Most often, Klinefelter syndrome is caused by a single extra copy of the X chromosome, resulting in a total of 47 chromosomes per cell. Males normally have one X chromosome and one Y chromosome in each cell (46, XY), while females have two X chromosomes (46, XX). People with Klinefelter syndrome usually have two X chromosomes and one Y chromosome (47, XXY). Some people with Klinefelter syndrome have the extra X chromosome in only some of their cells; these people are said to have mosaic Klinefelter syndrome.[2]

It is estimated that about half of the time, the cell division error occurs during development of the sperm, while the remainder are due to errors in egg development. Women who have pregnancies after age 35 have a slightly increased chance of having offspring with this syndrome.[4]

The features of Klinefelter syndrome are due to the extra copies of genes on the extra X chromosome, which can alter male sexual development.[3]
Last updated: 10/12/2015

How might Klinefelter syndrome be treated?

Because symptoms of Klinefelter syndrome (KS) can sometimes be very mild, many people are never diagnosed or treated. When a diagnosis is made, treatment is based on the signs and symptoms present in each person. This may include:[1][3][5]
  • Educational interventions - As children, many people with Klinefelter syndrome qualify for special services to help them in school. Teachers can also help by using certain methods in the classroom, such as breaking bigger tasks into small steps.
  • Therapeutic options - A variety of therapists, such as physical, speech, occupational, behavioral, mental health, and family therapists can often help reduce or eliminate some of the symptoms of Klinefelter syndrome such as poor muscle tone; speech and language problems; or low self-confidence.
  • Medical management - About half of people with KS have low testosterone levels, which may be raised by taking supplemental testosterone. Having a more normal testosterone level can help affected people develop bigger muscles, a deeper voice, and facial and body hair. Many healthcare providers recommend testosterone therapy when a boy reaches puberty. However, not all males with KS benefit from testosterone therapy. Some affected people may opt to have breast removal or reduction surgery.

The Eunice Kennedy Shriver National Institute of Child Health and Human Development's Web site offers more specific information on the treatment and management of Klinefelter syndrome. Please click on the link to access this resource.
Last updated: 10/13/2015

What is the long-term outlook for people with Klinefelter syndrome?

Babies with the 47, XXY form of Klinefelter differ little from healthy children. The results of one study on non-mosaic XXY infants younger than 2 years indicated that most XXY babies had normal external genitalia and facial features with height and weight in the normal range. Genetic testing had been performed due to a delay in walking and/or speech.

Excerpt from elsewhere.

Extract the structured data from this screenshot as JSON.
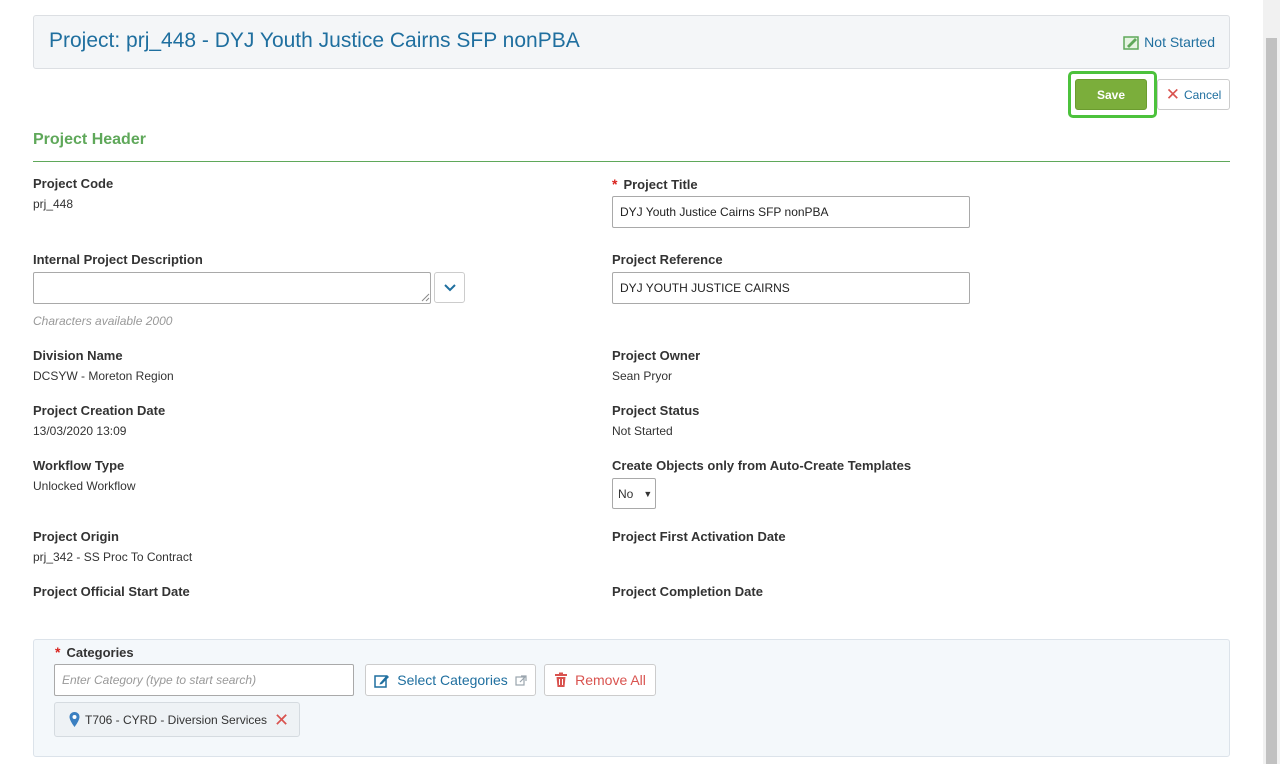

Early detection of Klinefelter syndrome is shown to be important to monitor potential developmental problems.[5]

Boys with the 47, XXY karyotype may struggle through adolescence with academics, various frustrations, and, in a few instances, serious emotional or behavioral difficulties. However, most move toward full independence from their families as they enter adulthood. Some have completed graduate education and have a normal level of functioning.  Lifespan is not affected by Klinefelter syndrome.[5]
Last updated: 10/13/2015

How can I find a genetics professional in my area?

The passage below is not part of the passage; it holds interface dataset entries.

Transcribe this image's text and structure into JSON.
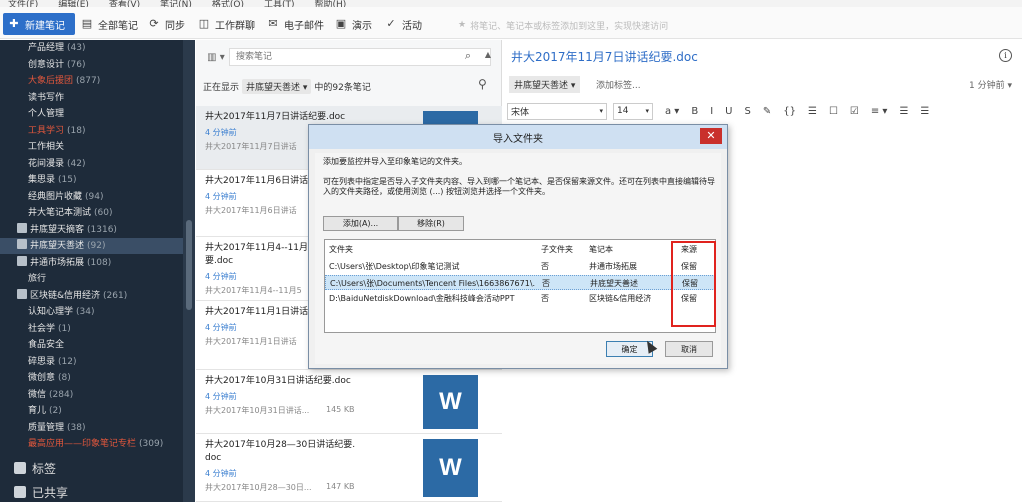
{
  "menubar": [
    "文件(F)",
    "编辑(E)",
    "查看(V)",
    "笔记(N)",
    "格式(O)",
    "工具(T)",
    "帮助(H)"
  ],
  "toolbar": {
    "new_note": "新建笔记",
    "all_notes": "全部笔记",
    "sync": "同步",
    "work_chat": "工作群聊",
    "email": "电子邮件",
    "demo": "演示",
    "activity": "活动",
    "search_hint": "将笔记、笔记本或标签添加到这里，实现快速访问"
  },
  "sidebar": {
    "items": [
      {
        "label": "产品经理",
        "count": "(43)"
      },
      {
        "label": "创意设计",
        "count": "(76)"
      },
      {
        "label": "大象后援团",
        "count": "(877)",
        "red": true
      },
      {
        "label": "读书写作",
        "count": ""
      },
      {
        "label": "个人管理",
        "count": ""
      },
      {
        "label": "工具学习",
        "count": "(18)",
        "red": true
      },
      {
        "label": "工作相关",
        "count": ""
      },
      {
        "label": "花间漫录",
        "count": "(42)"
      },
      {
        "label": "集思录",
        "count": "(15)"
      },
      {
        "label": "经典图片收藏",
        "count": "(94)"
      },
      {
        "label": "井大笔记本测试",
        "count": "(60)"
      },
      {
        "label": "井底望天摘客",
        "count": "(1316)",
        "stack": true
      },
      {
        "label": "井底望天善述",
        "count": "(92)",
        "stack": true,
        "selected": true
      },
      {
        "label": "井通市场拓展",
        "count": "(108)",
        "stack": true
      },
      {
        "label": "旅行",
        "count": ""
      },
      {
        "label": "区块链&信用经济",
        "count": "(261)",
        "stack": true
      },
      {
        "label": "认知心理学",
        "count": "(34)"
      },
      {
        "label": "社会学",
        "count": "(1)"
      },
      {
        "label": "食品安全",
        "count": ""
      },
      {
        "label": "碎思录",
        "count": "(12)"
      },
      {
        "label": "微创意",
        "count": "(8)"
      },
      {
        "label": "微信",
        "count": "(284)"
      },
      {
        "label": "育儿",
        "count": "(2)"
      },
      {
        "label": "质量管理",
        "count": "(38)"
      },
      {
        "label": "最高应用——印象笔记专栏",
        "count": "(309)",
        "red": true
      }
    ],
    "tags_label": "标签",
    "shared_label": "已共享"
  },
  "notelist": {
    "search_placeholder": "搜索笔记",
    "showing_label": "正在显示",
    "notebook_filter": "井底望天善述 ▾",
    "count_text": "中的92条笔记",
    "notes": [
      {
        "title": "井大2017年11月7日讲话纪要.doc",
        "time": "4 分钟前",
        "snippet": "井大2017年11月7日讲话",
        "size": "",
        "selected": true
      },
      {
        "title": "井大2017年11月6日讲话",
        "time": "4 分钟前",
        "snippet": "井大2017年11月6日讲话",
        "size": ""
      },
      {
        "title": "井大2017年11月4--11月5",
        "title2": "要.doc",
        "time": "4 分钟前",
        "snippet": "井大2017年11月4--11月5",
        "size": ""
      },
      {
        "title": "井大2017年11月1日讲话",
        "time": "4 分钟前",
        "snippet": "井大2017年11月1日讲话",
        "size": ""
      },
      {
        "title": "井大2017年10月31日讲话纪要.doc",
        "time": "4 分钟前",
        "snippet": "井大2017年10月31日讲话...",
        "size": "145 KB",
        "icon": "W"
      },
      {
        "title": "井大2017年10月28—30日讲话纪要.",
        "title2": "doc",
        "time": "4 分钟前",
        "snippet": "井大2017年10月28—30日...",
        "size": "147 KB",
        "icon": "W"
      }
    ]
  },
  "editor": {
    "title": "井大2017年11月7日讲话纪要.doc",
    "notebook": "井底望天善述 ▾",
    "add_tag": "添加标签...",
    "time": "1 分钟前 ▾",
    "font": "宋体",
    "font_size": "14",
    "fmt_buttons": [
      "a ▾",
      "B",
      "I",
      "U",
      "S",
      "✎",
      "{}",
      "☰",
      "☐",
      "☑",
      "≡ ▾",
      "☰",
      "☰"
    ]
  },
  "dialog": {
    "title": "导入文件夹",
    "desc1": "添加要监控并导入至印象笔记的文件夹。",
    "desc2": "可在列表中指定是否导入子文件夹内容、导入到哪一个笔记本、是否保留来源文件。还可在列表中直接编辑待导入的文件夹路径，或使用浏览 (...) 按钮浏览并选择一个文件夹。",
    "add_button": "添加(A)...",
    "remove_button": "移除(R)",
    "columns": [
      "文件夹",
      "子文件夹",
      "笔记本",
      "来源"
    ],
    "rows": [
      {
        "folder": "C:\\Users\\张\\Desktop\\印象笔记测试",
        "subfolder": "否",
        "notebook": "井通市场拓展",
        "source": "保留"
      },
      {
        "folder": "C:\\Users\\张\\Documents\\Tencent Files\\1663867671\\...",
        "subfolder": "否",
        "notebook": "井底望天善述",
        "source": "保留",
        "selected": true
      },
      {
        "folder": "D:\\BaiduNetdiskDownload\\金融科技峰会活动PPT",
        "subfolder": "否",
        "notebook": "区块链&信用经济",
        "source": "保留"
      }
    ],
    "ok_button": "确定",
    "cancel_button": "取消",
    "close_glyph": "✕"
  }
}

To find a medical professional who specializes in genetics, you can ask your doctor for a referral or you can search for one yourself. Online directories are provided by GeneTests, the American College of Medical Genetics, and the National Society of Genetic Counselors. If you need additional help, contact a GARD Information Specialist. You can also learn more about genetic consultations from Genetics Home Reference.
Last updated: 7/15/2016

References
Other Names for this Disease
  • Klinefelter's syndrome
  • XXY syndrome
Related Diseases
See Disclaimer regarding information on this site. Some links on this page may take you to organizations outside of the National Institutes of Health.